LONDON (AP) — Venezuelan opposition leader Juan Guaidó won a U.K. court ruling Friday that takes him a step closer to victory in his battle with President Nicolás Maduro over a cache of gold bullion held in the Bank of England.
A judge at the High Court in London ruled that British courts do not need to recognize judgments by the Supreme Tribunal of Justice of Venezuela, Venezuela's top constitutional court, that said the gold should go to Maduro.
The ruling is part of a long-running wrangle over assets of Venezuela’s central bank. Two rival boards of Banco Central de Venezuela – one appointed by Maduro and another by Guaidó – are battling to secure the release of more than 800 million pounds ($1 billion) of gold in the vaults of the Bank of England.
The British government recognizes Guaidó as Venezuela’s president, and the Bank of England has refused to hand the gold over to Maduro.
Judge Sara Cockerill said there was “no basis” for the recognition of the judgments of the Venezuelan court that declared Guaidó’s bank board appointments unconstitutional. She said the Guaidó board “therefore succeeds.”

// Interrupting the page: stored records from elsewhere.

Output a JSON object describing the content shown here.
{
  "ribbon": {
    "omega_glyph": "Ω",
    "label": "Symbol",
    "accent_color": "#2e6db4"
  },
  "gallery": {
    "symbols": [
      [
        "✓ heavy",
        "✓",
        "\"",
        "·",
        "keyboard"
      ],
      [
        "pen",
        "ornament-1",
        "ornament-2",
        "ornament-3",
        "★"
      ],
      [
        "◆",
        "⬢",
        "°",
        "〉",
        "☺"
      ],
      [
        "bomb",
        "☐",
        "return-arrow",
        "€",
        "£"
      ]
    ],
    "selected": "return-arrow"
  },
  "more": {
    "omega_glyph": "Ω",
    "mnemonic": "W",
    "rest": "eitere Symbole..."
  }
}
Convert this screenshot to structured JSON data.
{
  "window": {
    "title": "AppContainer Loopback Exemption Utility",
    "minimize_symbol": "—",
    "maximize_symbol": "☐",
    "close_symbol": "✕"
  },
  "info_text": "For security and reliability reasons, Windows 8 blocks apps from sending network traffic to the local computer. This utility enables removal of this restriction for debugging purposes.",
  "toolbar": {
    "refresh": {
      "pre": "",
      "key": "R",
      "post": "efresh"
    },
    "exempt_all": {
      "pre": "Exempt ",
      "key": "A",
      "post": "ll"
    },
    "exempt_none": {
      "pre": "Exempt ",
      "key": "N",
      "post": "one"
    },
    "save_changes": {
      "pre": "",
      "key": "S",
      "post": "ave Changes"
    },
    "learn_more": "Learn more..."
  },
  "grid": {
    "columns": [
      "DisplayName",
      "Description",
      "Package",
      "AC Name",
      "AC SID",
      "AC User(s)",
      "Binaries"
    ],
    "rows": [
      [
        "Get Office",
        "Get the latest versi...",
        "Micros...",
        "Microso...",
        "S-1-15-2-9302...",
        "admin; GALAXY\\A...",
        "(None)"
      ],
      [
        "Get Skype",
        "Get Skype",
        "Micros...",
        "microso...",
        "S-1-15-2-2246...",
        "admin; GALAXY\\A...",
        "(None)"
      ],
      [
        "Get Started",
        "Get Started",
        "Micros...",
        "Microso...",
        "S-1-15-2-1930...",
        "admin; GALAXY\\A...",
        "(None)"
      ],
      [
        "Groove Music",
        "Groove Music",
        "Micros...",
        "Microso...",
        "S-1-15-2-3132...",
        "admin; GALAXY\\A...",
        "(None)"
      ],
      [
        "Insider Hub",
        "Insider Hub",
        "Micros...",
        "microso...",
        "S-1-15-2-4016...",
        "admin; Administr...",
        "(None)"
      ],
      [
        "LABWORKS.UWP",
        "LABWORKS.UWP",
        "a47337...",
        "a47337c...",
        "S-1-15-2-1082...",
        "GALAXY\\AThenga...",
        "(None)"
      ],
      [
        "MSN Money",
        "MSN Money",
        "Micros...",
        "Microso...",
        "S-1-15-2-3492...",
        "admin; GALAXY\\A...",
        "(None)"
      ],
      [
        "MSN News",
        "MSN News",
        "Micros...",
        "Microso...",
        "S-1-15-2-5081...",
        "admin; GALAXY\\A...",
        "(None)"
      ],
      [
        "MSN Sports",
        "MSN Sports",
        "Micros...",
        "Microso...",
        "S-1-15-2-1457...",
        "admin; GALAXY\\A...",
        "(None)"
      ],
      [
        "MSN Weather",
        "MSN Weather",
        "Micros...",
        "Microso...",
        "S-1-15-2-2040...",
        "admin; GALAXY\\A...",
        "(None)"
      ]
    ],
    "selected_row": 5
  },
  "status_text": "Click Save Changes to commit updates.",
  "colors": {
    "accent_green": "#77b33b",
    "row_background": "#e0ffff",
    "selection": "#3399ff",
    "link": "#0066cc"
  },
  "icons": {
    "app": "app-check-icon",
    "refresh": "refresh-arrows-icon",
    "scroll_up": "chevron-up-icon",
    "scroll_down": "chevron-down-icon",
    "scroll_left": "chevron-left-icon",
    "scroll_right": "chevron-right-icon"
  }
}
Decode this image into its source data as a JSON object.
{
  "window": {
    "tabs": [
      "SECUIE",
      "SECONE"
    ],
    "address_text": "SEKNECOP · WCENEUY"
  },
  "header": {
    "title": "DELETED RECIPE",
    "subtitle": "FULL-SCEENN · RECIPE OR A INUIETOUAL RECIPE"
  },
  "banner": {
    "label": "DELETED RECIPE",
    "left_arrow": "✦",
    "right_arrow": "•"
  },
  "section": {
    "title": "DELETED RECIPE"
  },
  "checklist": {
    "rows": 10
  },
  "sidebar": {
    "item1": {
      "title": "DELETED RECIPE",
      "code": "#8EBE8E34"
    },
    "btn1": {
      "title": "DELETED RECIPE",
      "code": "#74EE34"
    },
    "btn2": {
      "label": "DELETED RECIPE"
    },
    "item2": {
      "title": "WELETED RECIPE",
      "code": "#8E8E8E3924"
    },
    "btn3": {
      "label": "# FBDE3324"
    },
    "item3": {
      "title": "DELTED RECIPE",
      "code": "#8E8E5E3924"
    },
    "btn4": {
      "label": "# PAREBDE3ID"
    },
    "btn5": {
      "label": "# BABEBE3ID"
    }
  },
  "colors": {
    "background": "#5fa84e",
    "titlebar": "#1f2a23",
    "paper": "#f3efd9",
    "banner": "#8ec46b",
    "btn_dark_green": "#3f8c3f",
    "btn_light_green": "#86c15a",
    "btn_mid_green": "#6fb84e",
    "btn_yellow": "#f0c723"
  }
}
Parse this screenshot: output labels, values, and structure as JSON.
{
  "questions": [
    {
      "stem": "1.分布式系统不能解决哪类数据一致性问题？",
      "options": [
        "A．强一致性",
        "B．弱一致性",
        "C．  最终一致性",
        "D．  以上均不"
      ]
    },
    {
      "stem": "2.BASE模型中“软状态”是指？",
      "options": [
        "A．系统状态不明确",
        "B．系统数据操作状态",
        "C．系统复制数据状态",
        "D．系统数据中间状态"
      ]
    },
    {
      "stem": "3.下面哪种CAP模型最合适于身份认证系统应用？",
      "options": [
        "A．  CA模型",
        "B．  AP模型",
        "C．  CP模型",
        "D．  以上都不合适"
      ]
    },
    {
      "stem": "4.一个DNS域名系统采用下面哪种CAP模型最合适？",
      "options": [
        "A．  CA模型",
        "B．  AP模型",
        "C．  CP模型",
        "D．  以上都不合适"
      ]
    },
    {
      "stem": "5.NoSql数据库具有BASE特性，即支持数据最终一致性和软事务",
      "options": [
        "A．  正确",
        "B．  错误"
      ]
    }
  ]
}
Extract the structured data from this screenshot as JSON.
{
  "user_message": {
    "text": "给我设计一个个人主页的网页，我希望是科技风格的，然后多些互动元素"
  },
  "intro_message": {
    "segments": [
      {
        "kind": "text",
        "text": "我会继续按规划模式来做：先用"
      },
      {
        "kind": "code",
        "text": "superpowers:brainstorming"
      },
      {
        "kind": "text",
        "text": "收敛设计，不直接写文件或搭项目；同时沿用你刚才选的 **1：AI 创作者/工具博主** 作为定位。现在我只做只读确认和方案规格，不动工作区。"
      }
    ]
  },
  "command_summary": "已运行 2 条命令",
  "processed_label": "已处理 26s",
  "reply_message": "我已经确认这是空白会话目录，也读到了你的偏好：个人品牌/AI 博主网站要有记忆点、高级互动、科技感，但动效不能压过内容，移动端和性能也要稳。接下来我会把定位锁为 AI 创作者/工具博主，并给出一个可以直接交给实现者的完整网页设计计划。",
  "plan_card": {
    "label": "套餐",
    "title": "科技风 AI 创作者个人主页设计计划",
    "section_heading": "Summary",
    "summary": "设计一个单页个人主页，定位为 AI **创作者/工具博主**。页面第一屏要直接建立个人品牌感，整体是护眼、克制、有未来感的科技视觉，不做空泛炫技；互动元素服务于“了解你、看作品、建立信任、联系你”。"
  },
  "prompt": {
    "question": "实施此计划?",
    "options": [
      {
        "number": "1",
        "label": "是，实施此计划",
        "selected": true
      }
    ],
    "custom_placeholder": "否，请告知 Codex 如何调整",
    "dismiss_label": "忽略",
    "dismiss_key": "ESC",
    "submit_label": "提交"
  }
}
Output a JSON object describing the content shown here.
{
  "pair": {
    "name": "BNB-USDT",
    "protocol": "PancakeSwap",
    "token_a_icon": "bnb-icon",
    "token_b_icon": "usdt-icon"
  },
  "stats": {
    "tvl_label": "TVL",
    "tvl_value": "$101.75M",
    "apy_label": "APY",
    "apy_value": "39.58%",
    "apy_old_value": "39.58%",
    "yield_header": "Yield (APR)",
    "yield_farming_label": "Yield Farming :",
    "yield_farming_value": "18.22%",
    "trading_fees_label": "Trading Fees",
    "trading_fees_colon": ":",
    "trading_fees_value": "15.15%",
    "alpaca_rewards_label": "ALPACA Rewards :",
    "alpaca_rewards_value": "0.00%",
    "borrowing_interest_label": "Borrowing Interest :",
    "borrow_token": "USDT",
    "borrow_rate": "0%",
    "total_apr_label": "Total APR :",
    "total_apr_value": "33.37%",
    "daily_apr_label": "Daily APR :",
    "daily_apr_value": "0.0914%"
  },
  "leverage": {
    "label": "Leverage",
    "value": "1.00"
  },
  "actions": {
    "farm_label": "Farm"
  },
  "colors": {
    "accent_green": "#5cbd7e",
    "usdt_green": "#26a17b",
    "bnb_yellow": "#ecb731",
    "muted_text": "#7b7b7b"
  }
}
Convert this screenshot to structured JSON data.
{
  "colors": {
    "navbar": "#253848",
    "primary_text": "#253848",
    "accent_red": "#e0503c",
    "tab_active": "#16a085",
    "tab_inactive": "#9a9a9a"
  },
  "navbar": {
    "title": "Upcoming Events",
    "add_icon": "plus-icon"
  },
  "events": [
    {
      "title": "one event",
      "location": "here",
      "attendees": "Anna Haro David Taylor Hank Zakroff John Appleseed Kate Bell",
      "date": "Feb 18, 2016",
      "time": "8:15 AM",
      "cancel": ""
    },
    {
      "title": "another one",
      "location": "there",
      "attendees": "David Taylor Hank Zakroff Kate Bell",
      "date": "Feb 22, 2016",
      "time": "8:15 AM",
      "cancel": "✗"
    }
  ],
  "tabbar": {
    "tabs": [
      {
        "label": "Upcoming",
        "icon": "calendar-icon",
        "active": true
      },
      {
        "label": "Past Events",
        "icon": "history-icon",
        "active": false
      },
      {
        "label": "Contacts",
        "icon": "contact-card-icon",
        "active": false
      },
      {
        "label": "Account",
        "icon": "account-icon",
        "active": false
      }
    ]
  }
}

In a statement, Guaidó said the ruling was “another step in the process of protecting Venezuela’s international gold reserves and preserving them for the Venezuelan people and their future.”
A spokesperson for the Maduro-appointed board said it was considering an appeal.
“This is an unfortunate ruling that ultimately rests on a narrow issue of law about the recognition of foreign judgments,” lawyer Sarosh Zaiwalla, who represents the Maduro board, said.
Venezuela's Central Bank itself later issued a statement complaining that the British court had subordinated itself to British foreign policy and had violated international law.
While serving as leader of Venezuela’s National Assembly, Guaidó challenged Maduro’s claim to the presidency, arguing that his 2018 election was rigged and invalid. Guaidó says he’s the country’s interim president under provisions of the constitution that allow the head of the national legislature to take power until free elections can be held.
While a number of countries, including the U.S. and the U.K., recognized Guaido’s claim, he has never been able to assert his authority and Maduro remains in charge.